Start of INPUT DATA

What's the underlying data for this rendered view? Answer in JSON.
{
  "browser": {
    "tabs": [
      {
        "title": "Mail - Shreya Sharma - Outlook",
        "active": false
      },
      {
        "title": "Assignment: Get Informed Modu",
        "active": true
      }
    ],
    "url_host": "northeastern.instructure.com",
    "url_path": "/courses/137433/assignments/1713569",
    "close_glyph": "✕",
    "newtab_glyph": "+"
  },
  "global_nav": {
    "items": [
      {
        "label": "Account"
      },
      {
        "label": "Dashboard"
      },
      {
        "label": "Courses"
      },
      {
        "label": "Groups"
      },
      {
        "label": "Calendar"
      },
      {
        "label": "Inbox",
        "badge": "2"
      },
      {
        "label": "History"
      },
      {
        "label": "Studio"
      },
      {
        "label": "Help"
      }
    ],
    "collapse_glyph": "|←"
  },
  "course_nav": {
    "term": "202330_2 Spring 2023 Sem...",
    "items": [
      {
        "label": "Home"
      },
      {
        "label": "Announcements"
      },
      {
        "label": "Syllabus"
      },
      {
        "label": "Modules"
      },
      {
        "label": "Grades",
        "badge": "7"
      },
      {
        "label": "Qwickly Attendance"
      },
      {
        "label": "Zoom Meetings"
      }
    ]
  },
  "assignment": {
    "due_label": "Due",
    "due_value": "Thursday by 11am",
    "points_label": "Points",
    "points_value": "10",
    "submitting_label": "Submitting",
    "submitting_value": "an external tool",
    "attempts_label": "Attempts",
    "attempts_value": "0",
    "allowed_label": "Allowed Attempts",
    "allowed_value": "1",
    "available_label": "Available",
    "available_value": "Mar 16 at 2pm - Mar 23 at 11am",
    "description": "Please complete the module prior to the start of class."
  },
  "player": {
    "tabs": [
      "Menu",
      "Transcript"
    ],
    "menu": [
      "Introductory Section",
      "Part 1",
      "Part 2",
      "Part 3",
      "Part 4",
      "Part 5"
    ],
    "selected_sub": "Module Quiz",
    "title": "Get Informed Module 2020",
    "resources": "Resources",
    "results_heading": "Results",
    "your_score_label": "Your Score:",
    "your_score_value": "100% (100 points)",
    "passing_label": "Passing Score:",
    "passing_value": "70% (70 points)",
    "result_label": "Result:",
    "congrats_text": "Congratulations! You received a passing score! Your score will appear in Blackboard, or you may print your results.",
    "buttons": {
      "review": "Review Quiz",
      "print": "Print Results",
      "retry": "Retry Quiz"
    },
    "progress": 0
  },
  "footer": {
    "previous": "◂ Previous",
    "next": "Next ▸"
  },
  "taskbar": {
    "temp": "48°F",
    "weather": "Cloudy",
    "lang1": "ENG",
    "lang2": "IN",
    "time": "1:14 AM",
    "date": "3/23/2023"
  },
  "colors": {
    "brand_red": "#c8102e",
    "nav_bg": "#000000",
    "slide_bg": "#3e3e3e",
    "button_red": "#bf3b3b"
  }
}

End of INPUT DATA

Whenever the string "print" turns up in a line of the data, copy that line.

→ RESULT OF THE TASK:
    "congrats_text": "Congratulations! You received a passing score! Your score will appear in Blackboard, or you may print your results.",
      "print": "Print Results",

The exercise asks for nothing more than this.